We all know that New York City Mayor Michael Bloomberg is straight to the point when it comes to politics, but many of us were caught off guard when he used this same bluntness to describe a woman’s backside in front of a journalist.
As recounted in a recent New York magazine profile of New York City Council Speaker and mayoral front runner Christine Quinn:
My friend and I followed the host over, shook Bloomberg’s hand, and my friend thanked him for his position on gun control. Without even acknowledging the comment, Bloomberg gestured toward a woman in a very tight floor-length gown standing nearby and said, “Look at the ass on her.”
As the New York Times reports, Bloomberg denies saying this, though New York magazine says they stand by their reporting. But if you check out the history of Bloomberg’s sexist behavior put together by Gawker, you would be likely to take New York magazine’s word for it.

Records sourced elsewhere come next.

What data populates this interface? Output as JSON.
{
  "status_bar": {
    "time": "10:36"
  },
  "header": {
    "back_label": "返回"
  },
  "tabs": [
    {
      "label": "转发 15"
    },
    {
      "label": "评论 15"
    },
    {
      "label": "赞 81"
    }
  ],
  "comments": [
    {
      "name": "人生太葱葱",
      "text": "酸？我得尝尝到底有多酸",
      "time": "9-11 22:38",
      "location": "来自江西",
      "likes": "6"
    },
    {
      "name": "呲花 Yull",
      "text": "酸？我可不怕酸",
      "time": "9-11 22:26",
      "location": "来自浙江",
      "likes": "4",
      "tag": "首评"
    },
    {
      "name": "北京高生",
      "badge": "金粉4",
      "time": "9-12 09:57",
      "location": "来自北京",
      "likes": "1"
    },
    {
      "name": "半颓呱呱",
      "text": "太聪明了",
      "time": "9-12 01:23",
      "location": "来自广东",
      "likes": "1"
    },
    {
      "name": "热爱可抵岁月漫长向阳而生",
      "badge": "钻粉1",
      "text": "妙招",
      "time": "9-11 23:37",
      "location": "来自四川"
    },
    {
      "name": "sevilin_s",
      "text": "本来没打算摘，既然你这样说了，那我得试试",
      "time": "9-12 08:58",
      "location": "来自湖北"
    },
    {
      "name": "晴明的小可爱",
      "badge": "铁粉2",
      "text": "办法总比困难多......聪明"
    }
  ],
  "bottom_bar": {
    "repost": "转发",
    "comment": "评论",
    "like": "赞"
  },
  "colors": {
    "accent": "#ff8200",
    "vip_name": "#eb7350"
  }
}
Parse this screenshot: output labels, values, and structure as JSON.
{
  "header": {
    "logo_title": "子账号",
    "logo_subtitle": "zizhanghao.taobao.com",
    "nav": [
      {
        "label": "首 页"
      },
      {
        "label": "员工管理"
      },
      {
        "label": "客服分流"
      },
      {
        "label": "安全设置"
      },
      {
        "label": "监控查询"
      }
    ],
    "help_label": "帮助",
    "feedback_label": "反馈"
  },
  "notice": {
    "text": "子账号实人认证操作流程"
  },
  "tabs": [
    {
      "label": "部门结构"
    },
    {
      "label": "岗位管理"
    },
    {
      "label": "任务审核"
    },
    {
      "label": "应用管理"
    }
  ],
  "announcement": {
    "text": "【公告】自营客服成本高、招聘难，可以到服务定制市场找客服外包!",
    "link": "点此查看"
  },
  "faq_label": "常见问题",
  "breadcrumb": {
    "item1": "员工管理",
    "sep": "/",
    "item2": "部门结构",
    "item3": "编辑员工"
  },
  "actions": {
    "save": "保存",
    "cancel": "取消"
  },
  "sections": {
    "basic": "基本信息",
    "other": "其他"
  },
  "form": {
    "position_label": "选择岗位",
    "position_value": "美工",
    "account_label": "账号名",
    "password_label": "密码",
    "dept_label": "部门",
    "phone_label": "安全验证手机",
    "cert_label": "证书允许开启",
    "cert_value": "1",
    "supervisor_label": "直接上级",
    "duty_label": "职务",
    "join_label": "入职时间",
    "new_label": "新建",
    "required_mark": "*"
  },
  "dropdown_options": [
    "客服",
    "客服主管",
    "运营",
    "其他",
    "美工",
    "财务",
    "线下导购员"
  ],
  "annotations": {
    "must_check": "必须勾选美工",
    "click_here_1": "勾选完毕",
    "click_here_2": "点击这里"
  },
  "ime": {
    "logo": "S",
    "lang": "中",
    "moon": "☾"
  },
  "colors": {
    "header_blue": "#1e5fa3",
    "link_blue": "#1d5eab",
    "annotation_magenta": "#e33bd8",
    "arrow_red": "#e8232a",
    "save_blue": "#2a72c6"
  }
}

According to Gawker, Bloomberg once told a female colleague to “kill it” when she announced her pregnancy, only after teasing her about being too ugly to be engaged. Another Bloomberg employee complained of the institutional harassment at Bloomberg LP in the late 1990s, and believed that the misogynistic workplace culture was linked to her being raped by her superior in a hotel room. Also, “in 2007 the Equal Employment Opportunity Commission filed a lawsuit against Bloomberg LP on behalf of 78 women who claimed that Bloomberg — who at that point was not involved in the day-to-day company operations, despite being a majority shareholder — and Bloomberg LP ‘fostered, condoned and perpetuated’ a hostile work environment for female employees.”
This is pretty bad, right? Nevertheless, nobody seemed to really care when they elected him to mayor the first, second or third time. And nobody seems to really care now either.
Imagine if there was a similar history of his saying or condoning disparaging remarks against blacks or Jews. Our inboxes and Facebook feeds would be filled with celebrity-endorsed pleas to sign online petitions pressuring him to resign from office. He would feel obligated to at least mutter some public apology, even if it clearly wasn’t heartfelt. But talk down to women like this, and the outrage is barely existent. (Think I am over exaggerating? Remember what happened with serial misogynist Charlie Sheen? The actor’s career was derailed by a single anti-semitic comment, after years of reports of domestic abuse and porn addiction.)
Sure, sexism can be more difficult to define than racism or anti-semitism (because humans + sex drives = messy), but when there is a pattern of misogynistic behavior like Bloomberg’s, albeit alleged, I wonder why we are so darn tolerant.
We might want to take a play from German women, thousands of whom recently shared their experiences with sexism as a response to politician’s remark to a journalist that she could “fill out a dirndl.” (A dirndl is a traditional, and cleavage-revealing, dress worn in Germany inspired by the traditional clothing of Alpine peasants.)
According to the New York Times, even though Germany has an awesome female leader in Chancellor Angela Merkel, women there still struggle with sexist attitudes in the workplace. Women there earn on average 22% less than men in the same job, which ranks them fourth from the bottom for pay equality among European countries. Also, women who dare to both have kids and have a career are called “raven mothers.”
For many women this sharing of stories via Twitter was a chance for them to realize they shouldn’t have to live with sexism and sexual harassment anymore. Why things might be slightly better here, they certainly aren’t better enough for us to not mount some similar response to Bloomberg’s antics.